→ **Work request**
Where the word "label" occurs in a line of the listing below, copy that line.

[Start of Attachment]

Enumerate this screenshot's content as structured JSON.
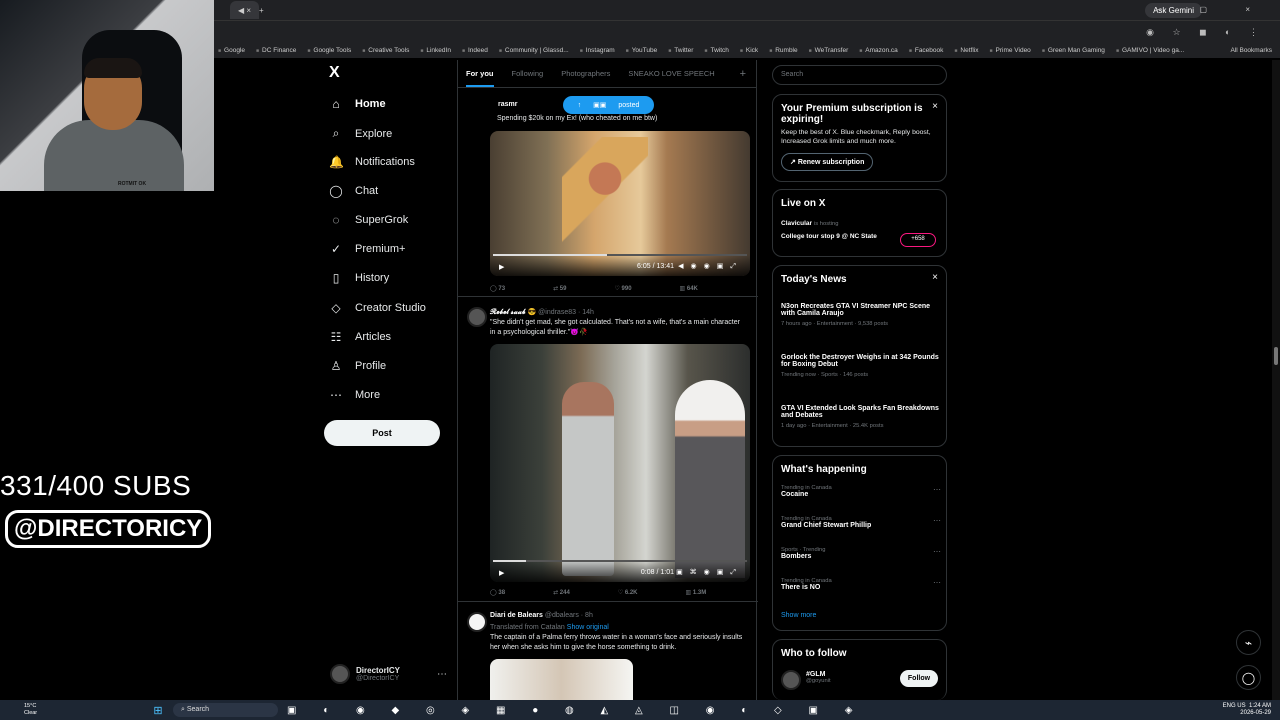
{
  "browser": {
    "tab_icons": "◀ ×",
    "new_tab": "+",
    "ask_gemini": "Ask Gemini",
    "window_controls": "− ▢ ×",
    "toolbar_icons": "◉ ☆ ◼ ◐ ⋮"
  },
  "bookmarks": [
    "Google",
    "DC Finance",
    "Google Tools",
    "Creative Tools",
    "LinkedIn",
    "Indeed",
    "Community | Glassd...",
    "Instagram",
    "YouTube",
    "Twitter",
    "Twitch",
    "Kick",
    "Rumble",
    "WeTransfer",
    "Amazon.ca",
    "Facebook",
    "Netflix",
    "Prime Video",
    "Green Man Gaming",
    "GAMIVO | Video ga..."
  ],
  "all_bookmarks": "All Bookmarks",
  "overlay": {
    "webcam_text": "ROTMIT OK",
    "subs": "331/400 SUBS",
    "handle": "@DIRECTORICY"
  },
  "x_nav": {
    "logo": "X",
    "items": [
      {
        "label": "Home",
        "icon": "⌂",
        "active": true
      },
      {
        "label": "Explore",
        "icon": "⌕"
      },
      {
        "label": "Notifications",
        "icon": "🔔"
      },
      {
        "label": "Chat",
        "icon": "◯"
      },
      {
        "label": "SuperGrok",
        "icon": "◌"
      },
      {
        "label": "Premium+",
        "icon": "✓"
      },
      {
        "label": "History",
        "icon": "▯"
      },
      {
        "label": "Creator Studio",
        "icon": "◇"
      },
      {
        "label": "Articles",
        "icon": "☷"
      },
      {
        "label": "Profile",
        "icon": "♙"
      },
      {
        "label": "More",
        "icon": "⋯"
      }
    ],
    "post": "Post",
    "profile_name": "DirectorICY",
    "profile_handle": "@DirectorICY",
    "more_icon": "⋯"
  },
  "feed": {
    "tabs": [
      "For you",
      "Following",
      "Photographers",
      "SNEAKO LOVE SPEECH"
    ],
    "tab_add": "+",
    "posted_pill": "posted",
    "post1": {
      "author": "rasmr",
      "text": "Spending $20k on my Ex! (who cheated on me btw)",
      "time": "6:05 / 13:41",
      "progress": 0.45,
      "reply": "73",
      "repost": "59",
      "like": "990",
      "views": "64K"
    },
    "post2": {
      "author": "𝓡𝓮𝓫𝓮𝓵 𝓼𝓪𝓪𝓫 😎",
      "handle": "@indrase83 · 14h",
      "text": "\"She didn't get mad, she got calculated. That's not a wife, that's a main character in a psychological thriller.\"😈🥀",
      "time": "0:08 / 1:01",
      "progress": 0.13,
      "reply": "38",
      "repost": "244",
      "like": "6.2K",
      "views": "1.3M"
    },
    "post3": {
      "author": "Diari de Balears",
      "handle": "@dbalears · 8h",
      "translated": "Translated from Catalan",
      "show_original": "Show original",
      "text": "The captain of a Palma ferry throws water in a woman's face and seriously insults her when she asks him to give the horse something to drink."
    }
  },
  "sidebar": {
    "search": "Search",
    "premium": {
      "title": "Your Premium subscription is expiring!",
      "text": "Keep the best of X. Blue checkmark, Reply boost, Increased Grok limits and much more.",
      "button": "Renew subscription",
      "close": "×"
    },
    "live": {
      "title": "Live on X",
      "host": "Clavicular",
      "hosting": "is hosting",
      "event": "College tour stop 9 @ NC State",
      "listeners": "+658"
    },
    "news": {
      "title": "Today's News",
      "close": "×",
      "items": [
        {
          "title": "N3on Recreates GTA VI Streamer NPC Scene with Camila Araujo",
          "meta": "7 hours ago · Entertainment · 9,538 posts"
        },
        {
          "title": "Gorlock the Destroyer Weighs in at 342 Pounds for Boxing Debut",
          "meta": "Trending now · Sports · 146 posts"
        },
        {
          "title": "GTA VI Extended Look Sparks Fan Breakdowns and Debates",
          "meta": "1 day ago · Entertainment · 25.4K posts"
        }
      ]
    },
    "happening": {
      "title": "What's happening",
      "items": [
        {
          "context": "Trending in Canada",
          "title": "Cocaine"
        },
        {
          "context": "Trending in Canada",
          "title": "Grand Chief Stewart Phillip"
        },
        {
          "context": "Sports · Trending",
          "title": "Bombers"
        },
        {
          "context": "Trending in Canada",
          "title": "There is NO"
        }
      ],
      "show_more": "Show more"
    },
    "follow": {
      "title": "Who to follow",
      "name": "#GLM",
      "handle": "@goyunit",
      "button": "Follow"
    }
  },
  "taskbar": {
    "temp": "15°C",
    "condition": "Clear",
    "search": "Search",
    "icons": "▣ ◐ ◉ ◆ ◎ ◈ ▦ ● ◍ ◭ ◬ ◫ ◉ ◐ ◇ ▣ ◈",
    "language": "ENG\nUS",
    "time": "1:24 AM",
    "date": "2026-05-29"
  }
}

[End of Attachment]
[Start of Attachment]

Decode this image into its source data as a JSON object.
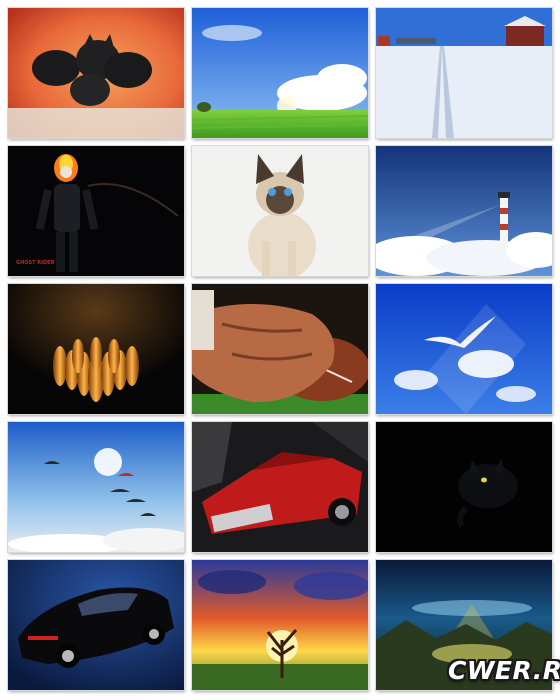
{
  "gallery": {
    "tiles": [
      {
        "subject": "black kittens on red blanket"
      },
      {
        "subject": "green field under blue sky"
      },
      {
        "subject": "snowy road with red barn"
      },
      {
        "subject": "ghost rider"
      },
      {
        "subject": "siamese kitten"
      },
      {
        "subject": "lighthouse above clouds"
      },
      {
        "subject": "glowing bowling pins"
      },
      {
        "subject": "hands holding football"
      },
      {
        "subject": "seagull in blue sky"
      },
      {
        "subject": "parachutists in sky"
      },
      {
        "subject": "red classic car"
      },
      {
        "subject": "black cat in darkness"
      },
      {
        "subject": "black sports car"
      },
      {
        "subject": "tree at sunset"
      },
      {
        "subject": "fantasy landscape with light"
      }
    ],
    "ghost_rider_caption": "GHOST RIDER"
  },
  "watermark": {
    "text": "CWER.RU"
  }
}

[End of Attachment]

→ **Exercise result**
        "label": "Home",
        "label": "Explore",
        "label": "Notifications",
        "label": "Chat",
        "label": "SuperGrok",
        "label": "Premium+",
        "label": "History",
        "label": "Creator Studio",
        "label": "Articles",
        "label": "Profile",
        "label": "More",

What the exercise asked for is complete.